Earlier in the blog, we covered the basics of the Mekko or Marimekko chart. In this entry, we discuss types of analyses that are best suited for visualization through the Mekko chart. Note that not all readers will be familiar with these charts and it is important that they are well designed and simply convey the information.
The Mekko is a two dimensional stacked bar chart where the width and height of segments carry information. Unlike the bar-mekko, the Marimekko chart has a 100% y-axis.
The Marimekko is great way of answering a variety of market overview questions. For example if we want to understand who the most valuable franchises are by sport the Mekko is a succinct way of showing it (see chart below). Each column in the Mekko represents a sport and each segment is a franchise. In this example no franchise can exist in two different columns/sports. This however does not have to be true for Mekko charts in general. Often the segments in a Mekko are repeated across the columns.
Mekko chart showing most valuable franchises by sport
Other types of questions you can answer with the Marimekko include:
- How many servers do Facebook, Amazon, and Google have across the world? Here we would make each continent a column in the Mekko and each company a horizontal segment
- Who are largest medical device companies by product line? Each product line could be a column in the Mekko and each company a horizontal segment. The value plotted would be company revenue
- Which countries grow the most coffee beans in the world? The columns of the Mekko would be continents. The segments would be the countries. The value plotted would be the amount of coffee grown.
The Mekko chart is a standard option with Aploris either on your Mac or PC. Simply select the Mariekko chart option and Aploris will provide you with sample chart and template data that you can quickly modify.
Similar to the Marimekko, the Bar-mekko is a two-dimensional chart where the area of each segment is of interest. Other terms used for this type of chart include skyline chart, variable-width column graph and variwide chart. Unlike the Marimekko, the Bar-mekko does not require a 100% axis which means not all columns have to be the same height. This enables the Bar-mekko to effectively communicate two different variables.

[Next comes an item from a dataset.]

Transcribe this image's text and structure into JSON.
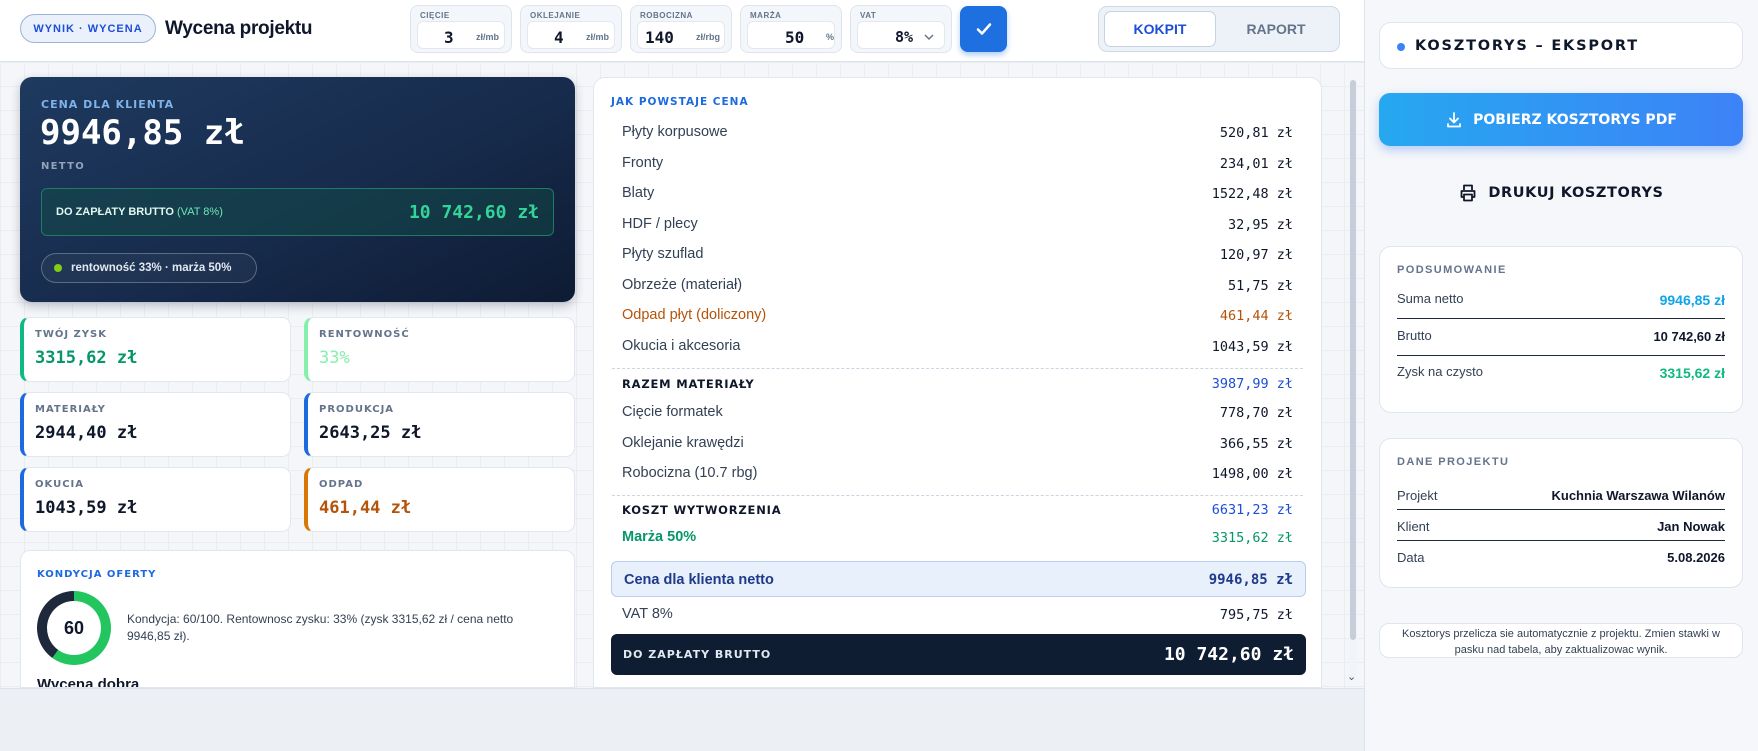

One typical example are Bar-mekkos that show profit pools where the y-axis represents a gross or operating profit margin and the x-axis represents the revenue. In the example below, we use the Bar-mekko to examine Microsoft’s different business units (source: 2013 earnings release).

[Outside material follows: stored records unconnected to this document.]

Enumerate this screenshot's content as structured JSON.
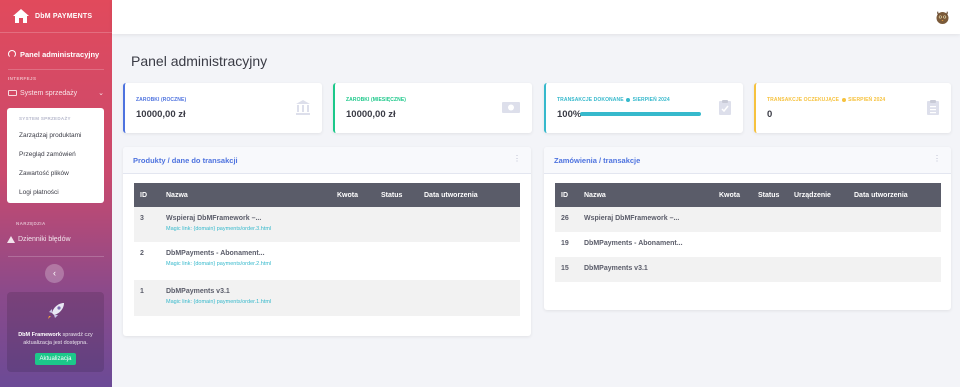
{
  "sidebar": {
    "brand": "DbM PAYMENTS",
    "dashboard_label": "Panel administracyjny",
    "heading_interface": "INTERFEJS",
    "system_label": "System sprzedaży",
    "submenu_heading": "SYSTEM SPRZEDAŻY",
    "submenu_items": [
      "Zarządzaj produktami",
      "Przegląd zamówień",
      "Zawartość plików",
      "Logi płatności"
    ],
    "heading_tools": "NARZĘDZIA",
    "logs_label": "Dzienniki błędów",
    "toggle_icon": "‹",
    "promo_brand": "DbM Framework",
    "promo_text": "sprawdź czy aktualizacja jest dostępna.",
    "promo_button": "Aktualizacja"
  },
  "page_title": "Panel administracyjny",
  "stats": [
    {
      "label": "ZAROBKI (ROCZNE)",
      "value": "10000,00 zł",
      "color": "#4e73df",
      "icon": "bank-icon"
    },
    {
      "label": "ZAROBKI (MIESIĘCZNE)",
      "value": "10000,00 zł",
      "color": "#1cc88a",
      "icon": "money-icon"
    },
    {
      "label_a": "TRANSAKCJE DOKONANE",
      "label_b": "SIERPIEŃ 2024",
      "value": "100%",
      "progress": 1.0,
      "color": "#36b9cc",
      "icon": "clipboard-check-icon"
    },
    {
      "label_a": "TRANSAKCJE OCZEKUJĄCE",
      "label_b": "SIERPIEŃ 2024",
      "value": "0",
      "color": "#f6c23e",
      "icon": "clipboard-list-icon"
    }
  ],
  "products": {
    "title": "Produkty / dane do transakcji",
    "columns": [
      "ID",
      "Nazwa",
      "Kwota",
      "Status",
      "Data utworzenia"
    ],
    "rows": [
      {
        "id": "3",
        "name": "Wspieraj DbMFramework –...",
        "link": "Magic link: {domain} payments/order.3.html"
      },
      {
        "id": "2",
        "name": "DbMPayments - Abonament...",
        "link": "Magic link: {domain} payments/order.2.html"
      },
      {
        "id": "1",
        "name": "DbMPayments v3.1",
        "link": "Magic link: {domain} payments/order.1.html"
      }
    ]
  },
  "orders": {
    "title": "Zamówienia / transakcje",
    "columns": [
      "ID",
      "Nazwa",
      "Kwota",
      "Status",
      "Urządzenie",
      "Data utworzenia"
    ],
    "rows": [
      {
        "id": "26",
        "name": "Wspieraj DbMFramework –..."
      },
      {
        "id": "19",
        "name": "DbMPayments - Abonament..."
      },
      {
        "id": "15",
        "name": "DbMPayments v3.1"
      }
    ]
  },
  "menu_dots": "⋮"
}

Bar-mekko or skyline chart
The reader can quickly see which units bring in the most revenue represented by the widest segments as well as which ones provide the greatest operating margin, namely the tallest segments. Since multiplying revenue and margin results in the operating income or loss, it is also easy to see which ones provide the greatest operating income by identifying the segments with largest areas.
Similar to the Marimekko, Aploris also lets users quickly create Bar-mekko charts. Users, either on Mac or PC, can toggle between Bar-mekkos and Marimekkos by turning on the 100% axis property or turning it off to switch back from Marimekko to Bar-mekko.
The Marimekko (or Mekko) chart is a two dimensional chart that is especially useful when explaining market landscapes. The Marimekko, named after the colorful Scandinavian textile design is often used by management consultants. In the example below we use a Mekko chart to convey the types of grapes grown in California.
Market segments are arranged in columns along the x-axis with the width of the column denoting the size of the segment. In the example above, grapes are segmented into red and white. The height of the columns are typically equal (in our next entry we will discuss Marimekko charts with custom heights). Each column can then also be segmented with the height of the segment representing the share that segment occupies. In the example above, the segments within a column show grape type (e.g. Cabernet). Alternatively, we could have listed the grower (e.g. Robert Mondavi).
The Mekko chart enables the reader to easily grasp the overall landscape helping them quickly discern the largest and smallest segments along two dimensions. With Aploris users can quickly create Marimekko charts and also have great deal of control with how it looks and what information the labels carry. For example, labels can be modified to list the percent of the column the segment represents or the percent of the total chart that the segment represents.